Stan Lee is also famous for appearing in a cameo in all the Marvel super hero action movies. These are of course, too many to mention. The doc is insightful and informative showing only the positive of Stan's life. But the doc omits the more troubled life of Stan in his older age, of how he was abused as an elderly and how his business manager had physically and mentally abused him in his old age.
STAN LEE is available for streaming on Disney+ from June 156th, 2023.
VILLAGE (Japan 2023) ***
Directed by Michihito Fuji
Life is but a dream. So goes the rhyme: Row, row, row your boat! Gently down the stream….Life is but a dream,” This new Japanese horror film begins with the words: Dreams are fleeting. Besides knowing this, humans still dream. Waking up after 50 glorious years, it was all merely a dream… so goes Kantun, a Japanese Not Play. Dream stuff is also quoted in Shaekespeare’s THE TEMPEST. "We are such stuff as dreams are made on; and our little life is rounded with a sleep." - William Shakespeare. From Act IV of The Tempest, this line is spoken by Prospero, as he compares his magical illusions "melted into air, into thin air," to the transient nature of our lives.
In VILLAGE the dreams are more like nightmares as can be witnessed in the beginning disturbing sequence which intercuts a play with several images: a hole in the ground surrounded by rubbish; a boy witnessing a fire; a man with a sweaty face.
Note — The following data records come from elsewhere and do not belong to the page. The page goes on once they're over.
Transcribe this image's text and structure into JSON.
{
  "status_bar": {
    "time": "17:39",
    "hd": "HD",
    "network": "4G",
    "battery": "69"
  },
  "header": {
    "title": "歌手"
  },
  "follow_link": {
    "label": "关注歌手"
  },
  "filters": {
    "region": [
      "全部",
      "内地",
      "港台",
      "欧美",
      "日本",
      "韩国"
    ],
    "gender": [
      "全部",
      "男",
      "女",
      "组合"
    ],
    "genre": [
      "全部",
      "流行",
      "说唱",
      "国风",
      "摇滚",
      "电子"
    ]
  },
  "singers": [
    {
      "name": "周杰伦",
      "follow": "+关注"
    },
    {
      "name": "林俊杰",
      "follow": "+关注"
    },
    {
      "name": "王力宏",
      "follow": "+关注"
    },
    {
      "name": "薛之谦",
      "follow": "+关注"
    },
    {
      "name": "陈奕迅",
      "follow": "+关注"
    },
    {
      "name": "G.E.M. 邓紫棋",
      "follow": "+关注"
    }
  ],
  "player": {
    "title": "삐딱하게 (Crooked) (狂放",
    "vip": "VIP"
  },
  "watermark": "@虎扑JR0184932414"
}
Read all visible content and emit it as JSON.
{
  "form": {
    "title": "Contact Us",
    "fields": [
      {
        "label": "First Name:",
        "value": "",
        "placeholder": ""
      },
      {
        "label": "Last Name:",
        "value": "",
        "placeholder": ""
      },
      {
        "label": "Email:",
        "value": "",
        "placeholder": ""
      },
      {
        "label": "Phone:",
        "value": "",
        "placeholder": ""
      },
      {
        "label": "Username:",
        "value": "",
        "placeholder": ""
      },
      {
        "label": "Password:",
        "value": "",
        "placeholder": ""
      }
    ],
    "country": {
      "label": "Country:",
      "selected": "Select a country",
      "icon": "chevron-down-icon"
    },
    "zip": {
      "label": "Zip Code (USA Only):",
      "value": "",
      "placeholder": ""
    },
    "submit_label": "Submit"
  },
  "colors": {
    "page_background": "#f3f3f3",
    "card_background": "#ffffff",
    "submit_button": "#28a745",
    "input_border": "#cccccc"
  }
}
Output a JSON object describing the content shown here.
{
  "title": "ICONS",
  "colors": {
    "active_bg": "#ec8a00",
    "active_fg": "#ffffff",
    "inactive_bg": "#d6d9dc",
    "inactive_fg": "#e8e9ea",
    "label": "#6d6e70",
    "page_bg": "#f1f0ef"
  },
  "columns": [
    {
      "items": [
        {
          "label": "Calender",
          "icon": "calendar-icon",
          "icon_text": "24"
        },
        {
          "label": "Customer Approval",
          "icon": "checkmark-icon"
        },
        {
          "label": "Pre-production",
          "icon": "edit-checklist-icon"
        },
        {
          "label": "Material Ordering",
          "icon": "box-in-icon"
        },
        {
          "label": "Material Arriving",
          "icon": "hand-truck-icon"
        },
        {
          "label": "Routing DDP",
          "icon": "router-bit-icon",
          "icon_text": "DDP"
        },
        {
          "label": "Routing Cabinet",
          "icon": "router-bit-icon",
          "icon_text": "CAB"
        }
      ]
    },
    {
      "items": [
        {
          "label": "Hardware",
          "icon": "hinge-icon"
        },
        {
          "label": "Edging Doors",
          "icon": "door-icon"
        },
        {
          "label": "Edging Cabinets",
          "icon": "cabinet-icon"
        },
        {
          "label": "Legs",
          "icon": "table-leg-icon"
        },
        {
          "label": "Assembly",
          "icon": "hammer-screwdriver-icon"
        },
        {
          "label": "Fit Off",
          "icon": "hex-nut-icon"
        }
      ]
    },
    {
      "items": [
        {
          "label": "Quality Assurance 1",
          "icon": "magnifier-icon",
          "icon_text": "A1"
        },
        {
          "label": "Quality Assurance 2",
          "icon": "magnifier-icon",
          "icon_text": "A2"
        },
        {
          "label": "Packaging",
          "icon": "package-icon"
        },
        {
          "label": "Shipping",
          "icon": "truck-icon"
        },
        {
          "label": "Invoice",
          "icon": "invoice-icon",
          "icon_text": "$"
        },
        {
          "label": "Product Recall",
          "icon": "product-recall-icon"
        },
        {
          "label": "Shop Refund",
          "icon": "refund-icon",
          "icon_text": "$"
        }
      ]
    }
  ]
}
Yu Katayama is a young man who lives in the remote, but beautiful village Kamonmura. He has lived there since he was a child and is unable to leave due to an incident in his past. To pay off his mother's debt, Yu works in a garbage disposal facility nearby. He lives without a dream or hope in his life. One day, Misaki Nakai returns to Kamonmura from Tokyo. Yu and Misaki were childhood friends. Her return changes Yu. As they say, there is more than meets the eye.
VILLAGE runs for a full 2 hours. Though it takes its time to tell its story (effectively mounting the suspense), the images are haunting, the storytelling convincing and the horror often felt. The Japanese atmosphere also aids in the film’s intrigue. Worth the watch on Netflix which begins streaming the film June the 16th.